(Source records)
☆ ☆ ☆ ☆ ☆ ☆ ☆

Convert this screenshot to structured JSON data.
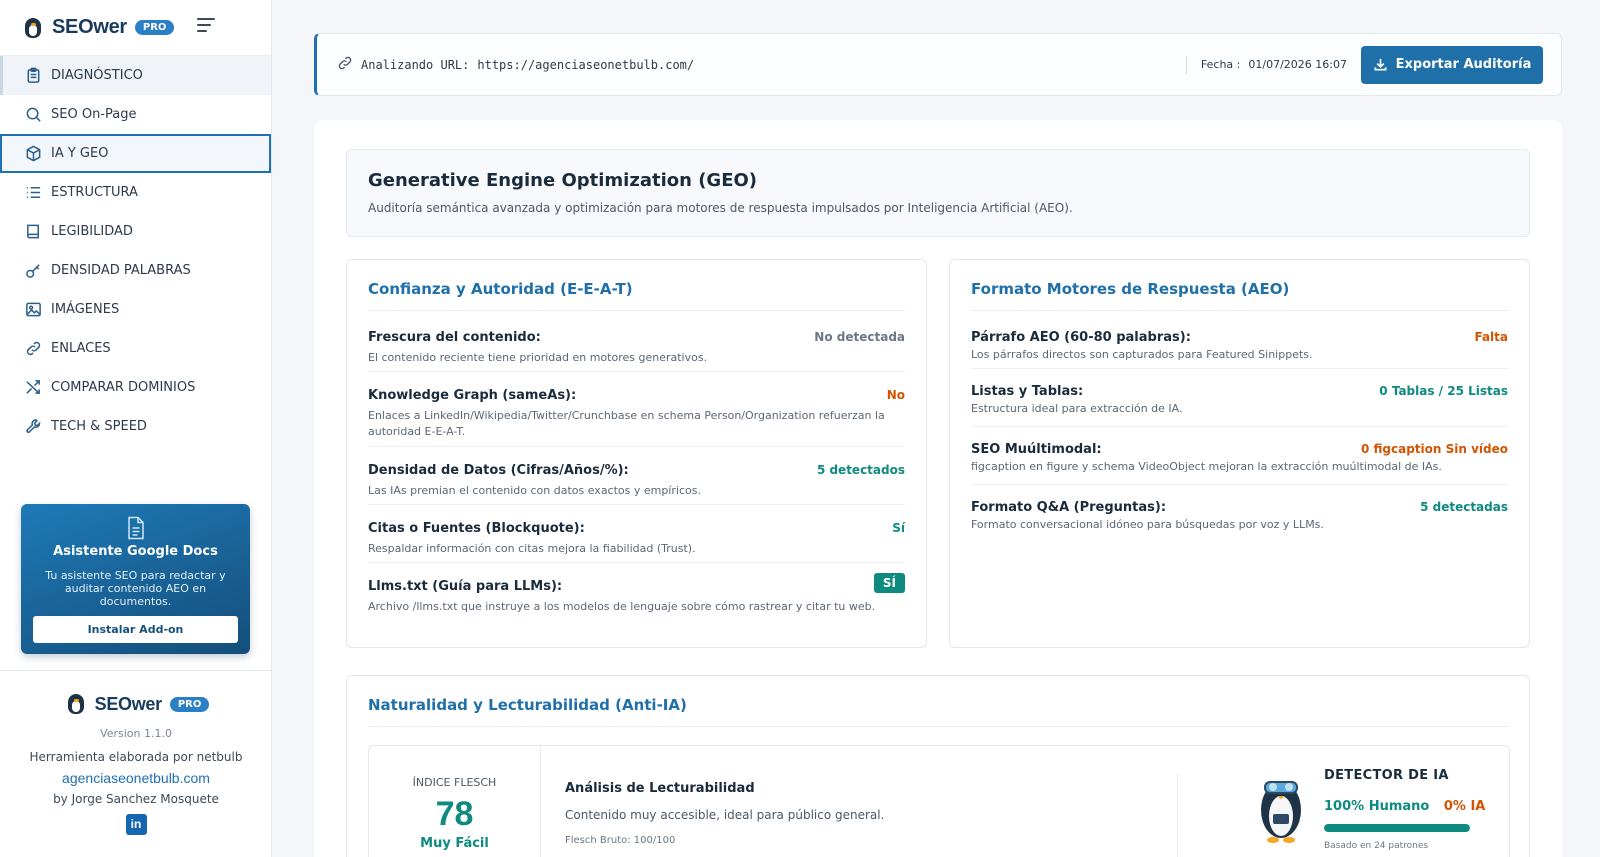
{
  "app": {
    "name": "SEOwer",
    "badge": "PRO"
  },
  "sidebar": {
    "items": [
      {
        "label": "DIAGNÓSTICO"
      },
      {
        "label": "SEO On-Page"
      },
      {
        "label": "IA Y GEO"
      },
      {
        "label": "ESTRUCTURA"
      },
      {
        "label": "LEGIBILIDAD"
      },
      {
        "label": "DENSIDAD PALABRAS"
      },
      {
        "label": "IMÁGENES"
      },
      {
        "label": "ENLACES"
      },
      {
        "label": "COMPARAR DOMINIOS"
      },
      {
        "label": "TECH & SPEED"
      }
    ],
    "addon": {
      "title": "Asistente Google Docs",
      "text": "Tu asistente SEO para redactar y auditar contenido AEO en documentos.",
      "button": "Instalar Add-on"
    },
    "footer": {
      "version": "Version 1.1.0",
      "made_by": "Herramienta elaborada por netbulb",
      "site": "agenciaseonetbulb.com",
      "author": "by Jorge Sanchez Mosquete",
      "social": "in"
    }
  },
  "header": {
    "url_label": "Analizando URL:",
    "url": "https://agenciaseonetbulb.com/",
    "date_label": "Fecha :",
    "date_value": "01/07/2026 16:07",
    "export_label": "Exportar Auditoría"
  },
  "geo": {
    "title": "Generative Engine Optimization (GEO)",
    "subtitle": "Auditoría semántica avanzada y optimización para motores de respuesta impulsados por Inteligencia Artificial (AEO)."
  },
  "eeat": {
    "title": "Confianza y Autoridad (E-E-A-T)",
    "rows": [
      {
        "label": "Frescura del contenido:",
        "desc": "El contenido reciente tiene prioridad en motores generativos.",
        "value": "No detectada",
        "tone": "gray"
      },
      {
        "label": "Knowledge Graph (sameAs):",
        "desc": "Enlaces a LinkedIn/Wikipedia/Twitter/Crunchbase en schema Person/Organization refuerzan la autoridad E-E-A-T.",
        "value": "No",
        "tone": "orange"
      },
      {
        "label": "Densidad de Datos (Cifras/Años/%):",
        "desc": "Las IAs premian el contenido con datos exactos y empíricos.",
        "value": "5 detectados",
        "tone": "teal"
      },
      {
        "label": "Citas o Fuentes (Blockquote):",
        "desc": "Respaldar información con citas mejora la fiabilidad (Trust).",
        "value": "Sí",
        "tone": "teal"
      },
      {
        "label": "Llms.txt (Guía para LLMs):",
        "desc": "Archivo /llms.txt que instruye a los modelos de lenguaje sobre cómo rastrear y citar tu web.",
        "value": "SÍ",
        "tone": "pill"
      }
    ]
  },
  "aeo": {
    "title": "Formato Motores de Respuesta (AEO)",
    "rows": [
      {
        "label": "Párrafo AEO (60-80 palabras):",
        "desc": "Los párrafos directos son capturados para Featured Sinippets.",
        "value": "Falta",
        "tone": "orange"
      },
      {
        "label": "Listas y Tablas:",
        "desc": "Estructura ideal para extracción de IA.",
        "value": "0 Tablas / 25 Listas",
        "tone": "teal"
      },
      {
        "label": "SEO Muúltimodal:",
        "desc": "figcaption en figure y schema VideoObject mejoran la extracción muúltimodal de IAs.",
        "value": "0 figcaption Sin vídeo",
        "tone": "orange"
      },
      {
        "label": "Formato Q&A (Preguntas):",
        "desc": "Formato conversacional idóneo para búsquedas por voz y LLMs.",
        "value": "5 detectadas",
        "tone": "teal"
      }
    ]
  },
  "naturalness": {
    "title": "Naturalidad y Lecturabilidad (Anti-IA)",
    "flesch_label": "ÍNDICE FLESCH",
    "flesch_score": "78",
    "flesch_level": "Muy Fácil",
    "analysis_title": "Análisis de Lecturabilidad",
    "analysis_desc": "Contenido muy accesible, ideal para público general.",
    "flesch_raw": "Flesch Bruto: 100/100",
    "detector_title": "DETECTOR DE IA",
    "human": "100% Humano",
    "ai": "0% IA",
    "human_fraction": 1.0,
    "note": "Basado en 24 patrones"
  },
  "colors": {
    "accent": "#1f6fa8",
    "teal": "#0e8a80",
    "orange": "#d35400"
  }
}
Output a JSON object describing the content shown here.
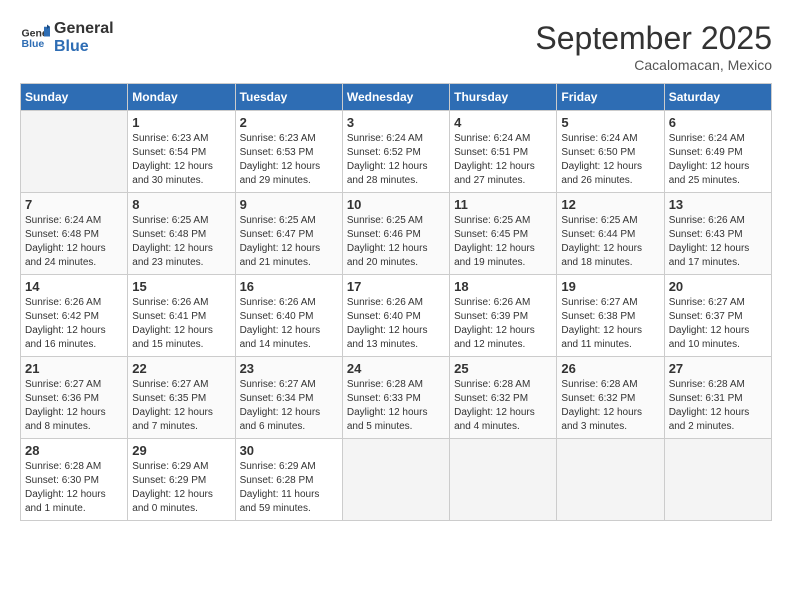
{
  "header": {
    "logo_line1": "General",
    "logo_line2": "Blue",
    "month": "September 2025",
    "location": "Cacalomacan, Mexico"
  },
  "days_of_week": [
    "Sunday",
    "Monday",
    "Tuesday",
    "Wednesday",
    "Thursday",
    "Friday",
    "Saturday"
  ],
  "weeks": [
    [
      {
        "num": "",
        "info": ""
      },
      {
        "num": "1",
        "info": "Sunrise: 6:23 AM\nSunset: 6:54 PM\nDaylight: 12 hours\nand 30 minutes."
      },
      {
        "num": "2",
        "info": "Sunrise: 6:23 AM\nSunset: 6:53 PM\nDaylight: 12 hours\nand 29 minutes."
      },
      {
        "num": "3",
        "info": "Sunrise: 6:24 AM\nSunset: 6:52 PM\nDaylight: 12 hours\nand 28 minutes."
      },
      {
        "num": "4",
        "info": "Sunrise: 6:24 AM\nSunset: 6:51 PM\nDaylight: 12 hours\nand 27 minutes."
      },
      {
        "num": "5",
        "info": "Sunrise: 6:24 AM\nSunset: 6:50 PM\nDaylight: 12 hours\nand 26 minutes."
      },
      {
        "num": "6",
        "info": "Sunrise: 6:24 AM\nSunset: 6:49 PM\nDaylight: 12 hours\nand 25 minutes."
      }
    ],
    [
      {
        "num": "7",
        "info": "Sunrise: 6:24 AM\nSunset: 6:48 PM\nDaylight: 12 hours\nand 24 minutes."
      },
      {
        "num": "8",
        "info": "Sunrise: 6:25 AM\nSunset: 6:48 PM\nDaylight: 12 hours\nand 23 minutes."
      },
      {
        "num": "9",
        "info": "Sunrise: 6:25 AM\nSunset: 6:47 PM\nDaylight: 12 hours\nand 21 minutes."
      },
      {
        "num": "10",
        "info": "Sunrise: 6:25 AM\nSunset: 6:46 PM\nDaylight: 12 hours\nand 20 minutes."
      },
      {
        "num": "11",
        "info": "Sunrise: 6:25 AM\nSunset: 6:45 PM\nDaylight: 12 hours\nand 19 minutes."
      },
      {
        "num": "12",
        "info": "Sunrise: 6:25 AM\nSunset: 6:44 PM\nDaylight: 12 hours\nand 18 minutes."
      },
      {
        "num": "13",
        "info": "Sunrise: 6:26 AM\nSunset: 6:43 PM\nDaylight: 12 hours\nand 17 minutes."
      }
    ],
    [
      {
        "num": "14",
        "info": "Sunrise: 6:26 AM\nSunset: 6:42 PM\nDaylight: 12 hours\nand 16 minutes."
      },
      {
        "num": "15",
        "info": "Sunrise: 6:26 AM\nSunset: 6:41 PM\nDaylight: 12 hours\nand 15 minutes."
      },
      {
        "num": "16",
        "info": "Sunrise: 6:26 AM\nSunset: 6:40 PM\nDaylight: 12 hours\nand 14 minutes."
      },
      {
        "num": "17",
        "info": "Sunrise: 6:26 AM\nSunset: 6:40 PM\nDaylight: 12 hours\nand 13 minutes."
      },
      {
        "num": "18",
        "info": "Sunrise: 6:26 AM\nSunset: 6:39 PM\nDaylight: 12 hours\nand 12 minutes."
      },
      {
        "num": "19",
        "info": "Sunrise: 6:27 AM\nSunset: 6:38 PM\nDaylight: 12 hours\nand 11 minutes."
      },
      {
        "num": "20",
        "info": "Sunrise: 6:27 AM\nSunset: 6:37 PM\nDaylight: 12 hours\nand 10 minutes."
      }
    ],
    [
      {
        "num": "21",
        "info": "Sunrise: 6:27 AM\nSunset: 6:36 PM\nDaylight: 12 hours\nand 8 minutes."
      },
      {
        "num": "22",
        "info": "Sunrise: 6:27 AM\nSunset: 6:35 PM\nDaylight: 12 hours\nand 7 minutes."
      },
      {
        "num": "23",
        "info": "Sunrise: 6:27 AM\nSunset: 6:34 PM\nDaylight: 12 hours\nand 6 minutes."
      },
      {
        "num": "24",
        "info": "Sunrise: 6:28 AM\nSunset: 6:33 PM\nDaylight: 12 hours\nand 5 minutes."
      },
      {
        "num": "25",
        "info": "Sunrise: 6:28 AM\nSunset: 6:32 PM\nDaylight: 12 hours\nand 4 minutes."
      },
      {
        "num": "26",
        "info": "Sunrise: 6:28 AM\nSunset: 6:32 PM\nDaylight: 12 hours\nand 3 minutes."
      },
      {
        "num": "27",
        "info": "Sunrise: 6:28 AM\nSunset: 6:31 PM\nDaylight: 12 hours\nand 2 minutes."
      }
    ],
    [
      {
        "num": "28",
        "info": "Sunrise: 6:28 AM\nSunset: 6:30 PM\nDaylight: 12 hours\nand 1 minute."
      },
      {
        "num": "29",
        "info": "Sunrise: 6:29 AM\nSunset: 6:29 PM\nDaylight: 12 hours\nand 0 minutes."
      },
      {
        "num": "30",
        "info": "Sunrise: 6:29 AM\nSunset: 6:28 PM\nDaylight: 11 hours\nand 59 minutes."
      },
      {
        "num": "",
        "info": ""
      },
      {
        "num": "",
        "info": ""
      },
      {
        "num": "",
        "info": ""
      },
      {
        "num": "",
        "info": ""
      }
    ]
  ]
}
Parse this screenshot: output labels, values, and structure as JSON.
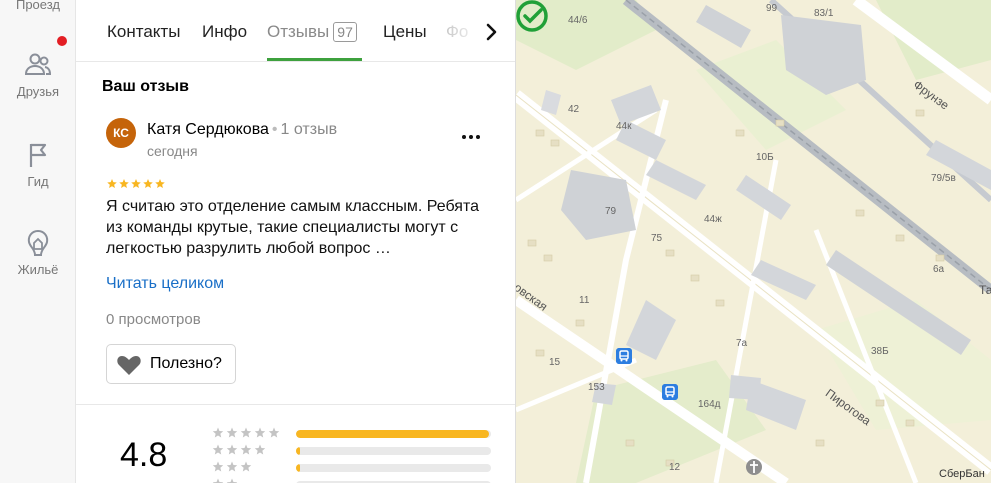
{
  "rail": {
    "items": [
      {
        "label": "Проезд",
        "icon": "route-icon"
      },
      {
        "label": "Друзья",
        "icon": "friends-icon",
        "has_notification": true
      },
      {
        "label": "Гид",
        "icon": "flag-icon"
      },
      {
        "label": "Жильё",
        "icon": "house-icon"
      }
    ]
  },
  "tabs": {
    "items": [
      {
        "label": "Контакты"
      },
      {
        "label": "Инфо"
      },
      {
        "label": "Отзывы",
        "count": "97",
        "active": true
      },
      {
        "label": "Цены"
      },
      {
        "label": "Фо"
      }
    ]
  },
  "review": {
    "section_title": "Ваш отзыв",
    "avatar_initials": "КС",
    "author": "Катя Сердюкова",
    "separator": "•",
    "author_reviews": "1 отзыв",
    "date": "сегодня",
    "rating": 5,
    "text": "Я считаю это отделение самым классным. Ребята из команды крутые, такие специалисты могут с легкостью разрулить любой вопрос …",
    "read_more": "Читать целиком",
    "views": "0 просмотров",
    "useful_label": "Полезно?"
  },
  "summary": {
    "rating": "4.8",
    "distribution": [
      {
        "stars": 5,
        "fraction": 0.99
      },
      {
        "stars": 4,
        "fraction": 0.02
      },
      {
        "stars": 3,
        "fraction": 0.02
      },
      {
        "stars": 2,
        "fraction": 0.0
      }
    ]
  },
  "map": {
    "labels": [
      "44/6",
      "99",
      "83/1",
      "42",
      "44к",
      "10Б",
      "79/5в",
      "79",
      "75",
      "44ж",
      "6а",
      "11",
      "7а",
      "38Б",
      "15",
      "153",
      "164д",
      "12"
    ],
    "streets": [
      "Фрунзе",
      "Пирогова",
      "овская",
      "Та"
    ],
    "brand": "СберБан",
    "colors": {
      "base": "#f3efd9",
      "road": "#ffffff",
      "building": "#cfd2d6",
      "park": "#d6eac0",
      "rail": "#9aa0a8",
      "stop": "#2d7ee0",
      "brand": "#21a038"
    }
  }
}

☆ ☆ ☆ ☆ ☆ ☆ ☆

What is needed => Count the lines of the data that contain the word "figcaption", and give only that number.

Task response => 2